The Cherokee have seven clans. There used to be eight but the Bear Clan is no longer with the Cherokee people. When children were born, they took their mother's clan and you were forbidden to marry within your clan. The members of the same clan were considered brothers and sisters.
The seven clans are: Wolf - (a-ni-wa-ya), Deer - (a-ni-a-ha-wi), Bird - (a-ni-tsi-s-qua), Longhair - (a-ni-gi-lo-hi), Wild Potato - (a-ni-go-da-ge-wi), Blue - (a-ni-sa-ho-ni), Paint - (a-ni-wo-di).
One of the reasons the women were given the clans was that they were the givers of life. Other tribes have clans. Some names of the clans are different and some are similar to the Cherokees. The women were free to choose the men they wished to marry, as long as they were from different clans. When a woman divorced her husband, she would pack all his clothes and set them outside the door --- it was that easy.
Other Web Links Referencing the Seven Clans of the Cherokee Nation:
The boundaries of the Cherokee Country in the east prior to the removal. It should be noted that before the removal, much of the Nation was overrun by whites who had taken over Vann's house at Springplace, Major Ridge's house (Rome GA), and Chief John Ross's house (Rossville GA).
Once you have spent some time in and around Fannin County you will start to notice the many reminders that pay homage to the Cherokee Nation. The Cherokee are a noble people whose territory once encompassed nearly 20,000 acres throughout parts of Tennessee, North Carolina, Georgia and Alabama until they were driven out by settlers and prospectors looking for gold.
This is a complete listing of Cherokee villages in Georgia according to the Handbook of Native American in New Mexico. Why they listed Cherokee in Georgia we do not know but it is a good research list.
In 1830, President Andrew Jackson signed the Indian Removal Act into law, giving him authority to negotiate with South Eastern Native American tribes their removal.
This Emmy Award-winning documentary chronicles the efforts of the Eastern Band of Cherokee Indians to preserve and revitalize the endangered Cherokee language.
Cherokee National Treasure Edith Knight knows a lot about cooking. She shares the story of her youth, growing up and falling in love in the Cherokee Nation and her recipe for the traditional favorite: kanuchi.
The Museum is located in the Cultural District near the Qualla Arts and Crafts Mutual Co-op, the Oconaluftee Indian Village Living History Museum, and the Mountainside Theater, home of the outdoor drama “Unto These Hills.”

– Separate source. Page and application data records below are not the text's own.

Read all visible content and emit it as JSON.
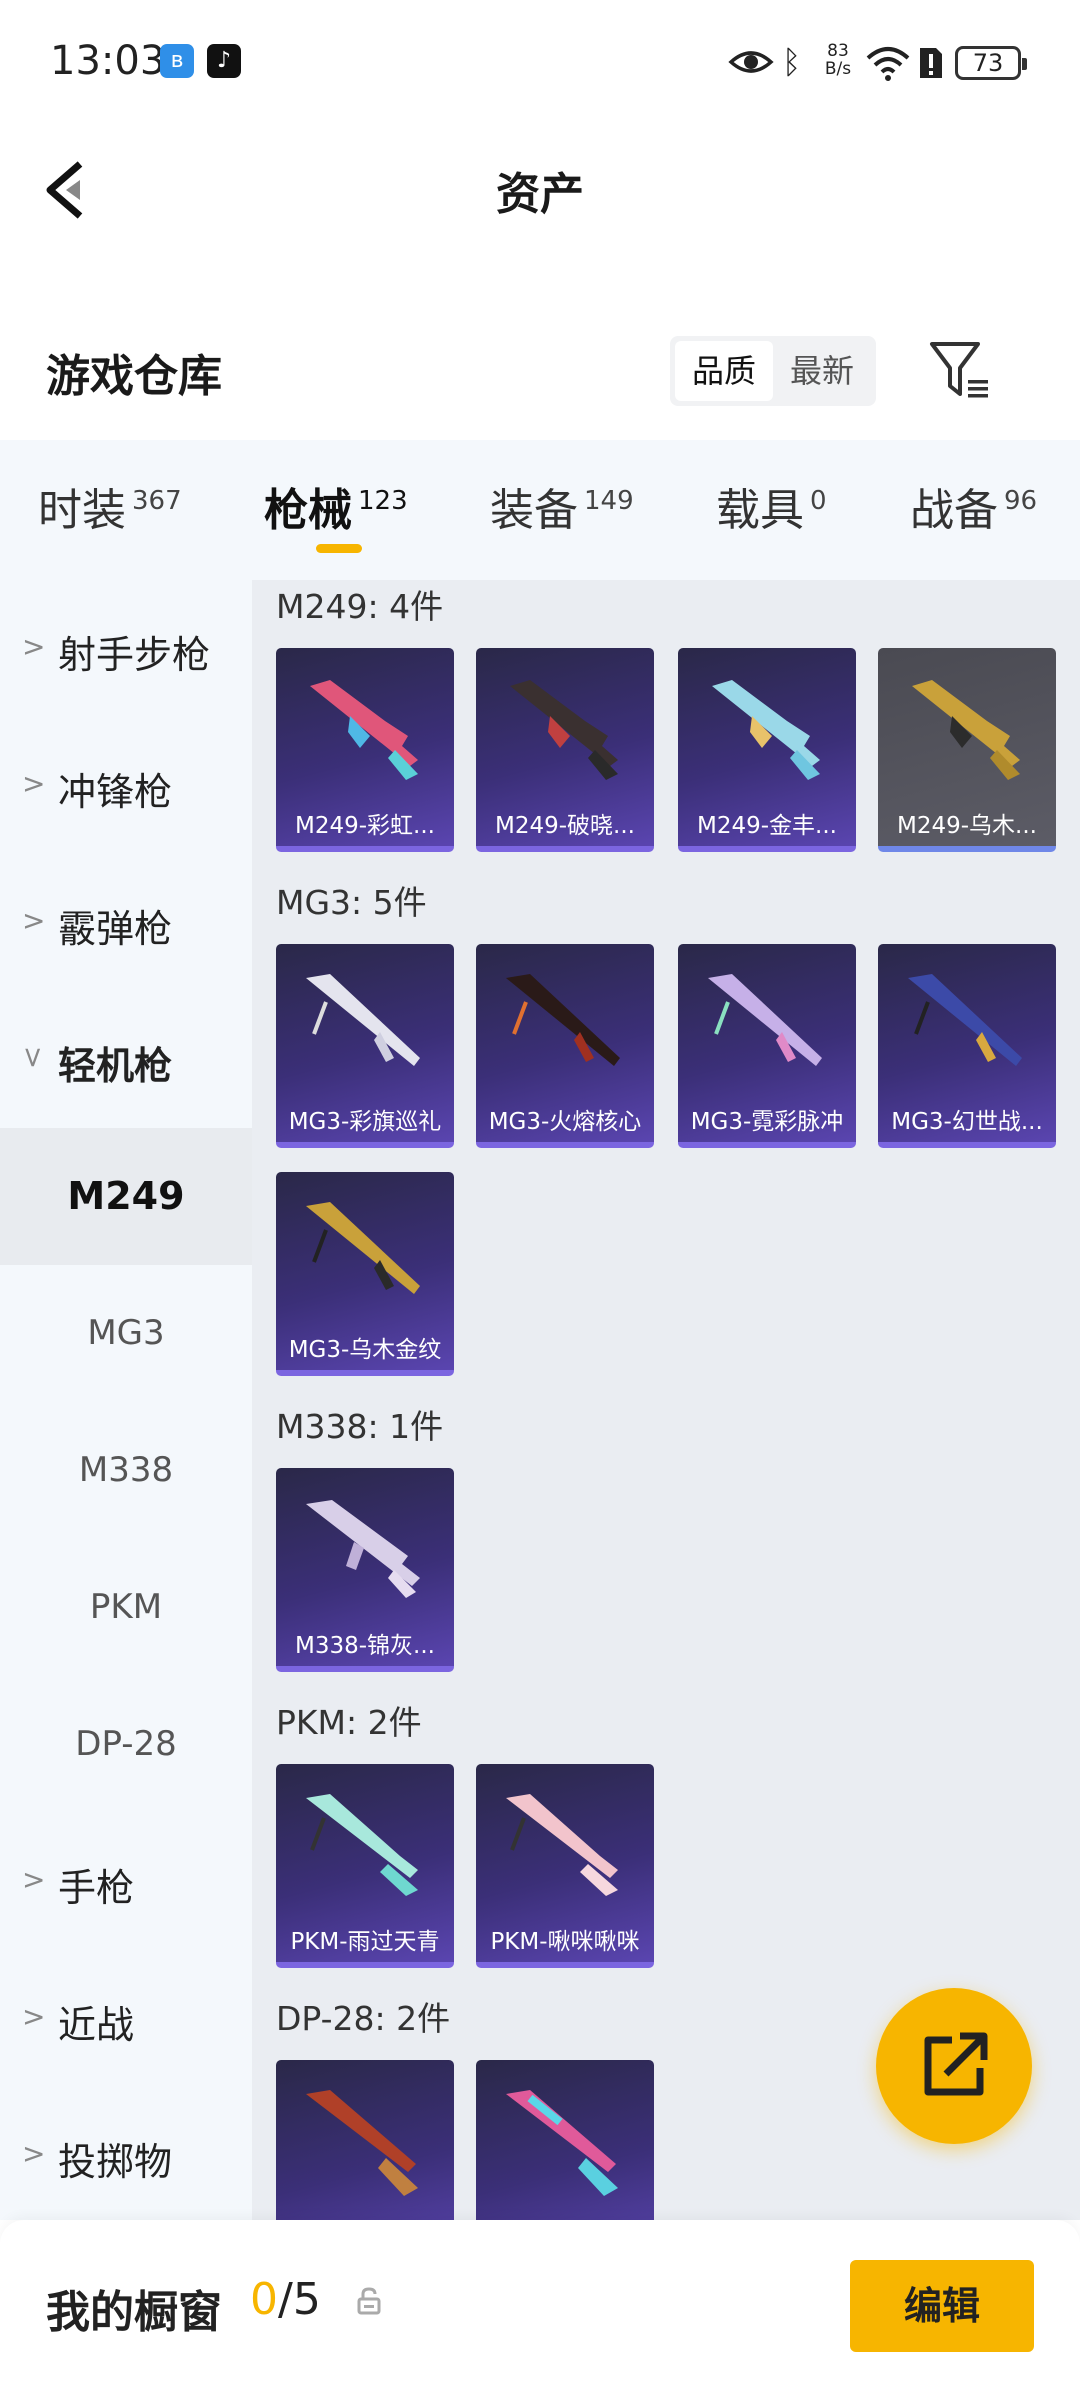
{
  "status_bar": {
    "time": "13:03",
    "net_speed_value": "83",
    "net_speed_unit": "B/s",
    "battery": "73"
  },
  "header": {
    "title": "资产",
    "back_icon": "back-arrow-icon"
  },
  "warehouse": {
    "title": "游戏仓库",
    "sort_options": [
      "品质",
      "最新"
    ],
    "selected_sort": "品质",
    "filter_icon": "filter-icon"
  },
  "tabs": [
    {
      "label": "时装",
      "count": "367"
    },
    {
      "label": "枪械",
      "count": "123",
      "active": true
    },
    {
      "label": "装备",
      "count": "149"
    },
    {
      "label": "载具",
      "count": "0"
    },
    {
      "label": "战备",
      "count": "96"
    }
  ],
  "sidebar": {
    "categories": [
      "射手步枪",
      "冲锋枪",
      "霰弹枪",
      "轻机枪",
      "手枪",
      "近战",
      "投掷物"
    ],
    "expanded": "轻机枪",
    "sub_items": [
      "M249",
      "MG3",
      "M338",
      "PKM",
      "DP-28"
    ],
    "selected_sub": "M249"
  },
  "groups": [
    {
      "label": "M249: 4件",
      "items": [
        "M249-彩虹...",
        "M249-破晓...",
        "M249-金丰...",
        "M249-乌木..."
      ]
    },
    {
      "label": "MG3: 5件",
      "items": [
        "MG3-彩旗巡礼",
        "MG3-火熔核心",
        "MG3-霓彩脉冲",
        "MG3-幻世战...",
        "MG3-乌木金纹"
      ]
    },
    {
      "label": "M338: 1件",
      "items": [
        "M338-锦灰..."
      ]
    },
    {
      "label": "PKM: 2件",
      "items": [
        "PKM-雨过天青",
        "PKM-啾咪啾咪"
      ]
    },
    {
      "label": "DP-28: 2件",
      "items": [
        "",
        ""
      ]
    }
  ],
  "colors": {
    "accent": "#f7b500",
    "card_bg": "#3b2f78",
    "card_border": "#7b65e0"
  },
  "fab": {
    "icon": "share-external-icon"
  },
  "bottom_bar": {
    "title": "我的橱窗",
    "used": "0",
    "total": "/5",
    "lock_icon": "lock-icon",
    "edit_label": "编辑"
  }
}
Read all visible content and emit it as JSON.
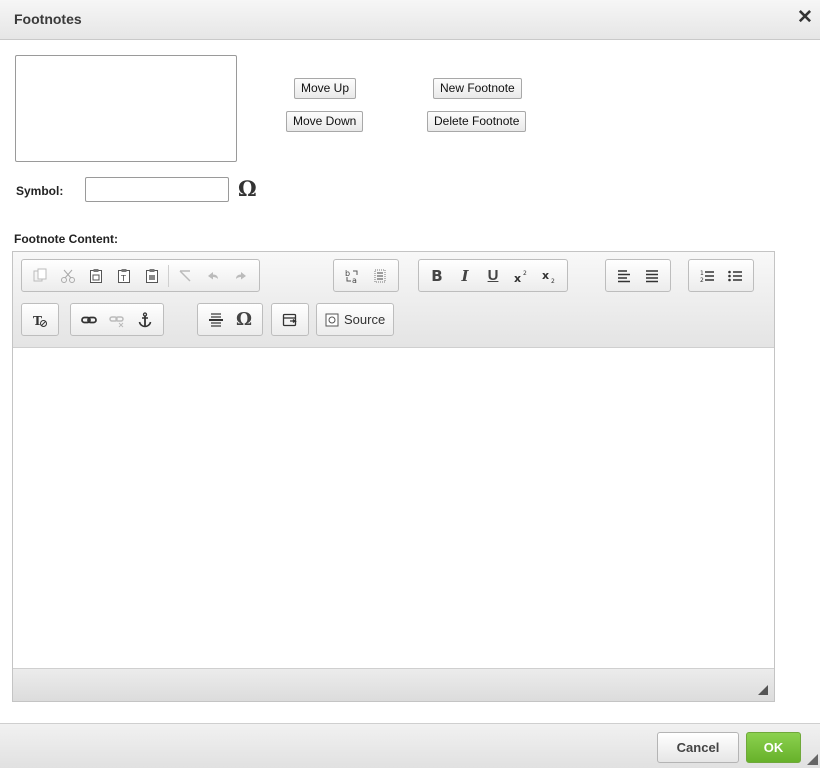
{
  "dialog": {
    "title": "Footnotes",
    "close_glyph": "✕"
  },
  "footnote_list": {
    "items": []
  },
  "buttons": {
    "move_up": "Move Up",
    "move_down": "Move Down",
    "new_footnote": "New Footnote",
    "delete_footnote": "Delete Footnote"
  },
  "symbol": {
    "label": "Symbol:",
    "value": "",
    "special_char_glyph": "Ω"
  },
  "content": {
    "label": "Footnote Content:"
  },
  "toolbar": {
    "row1": [
      [
        "copy-icon",
        "cut-icon",
        "paste-icon",
        "paste-text-icon",
        "paste-word-icon"
      ],
      [
        "remove-format-icon",
        "undo-icon",
        "redo-icon"
      ],
      [
        "find-replace-icon",
        "select-all-icon"
      ],
      [
        "bold-icon",
        "italic-icon",
        "underline-icon",
        "superscript-icon",
        "subscript-icon"
      ],
      [
        "align-left-icon",
        "justify-icon"
      ],
      [
        "numbered-list-icon",
        "bulleted-list-icon"
      ]
    ],
    "labels": {
      "bold": "B",
      "italic": "I",
      "underline": "U",
      "omega": "Ω",
      "source": "Source"
    }
  },
  "footer": {
    "cancel": "Cancel",
    "ok": "OK"
  },
  "colors": {
    "ok_green": "#67b12a",
    "title_bar": "#e6e6e6"
  }
}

There are many places on the Internet to read about Cherokee history. I have used some of them as sources for this timeline. But, it is also composed of information I have viewed at Cherokee historical sites from Cherokee, North Carolina to New Echota, Georgia to Tahlequah, Oklahoma.
[Note: This is a single part of what will be, by my classification, about 240 compact tribal histories (contact to 1900). It is limited to the lower 48 states of the U.S. but also includes those First Nations from Canada and Mexico that had important roles (Huron, Micmac, Assiniboine, etc.).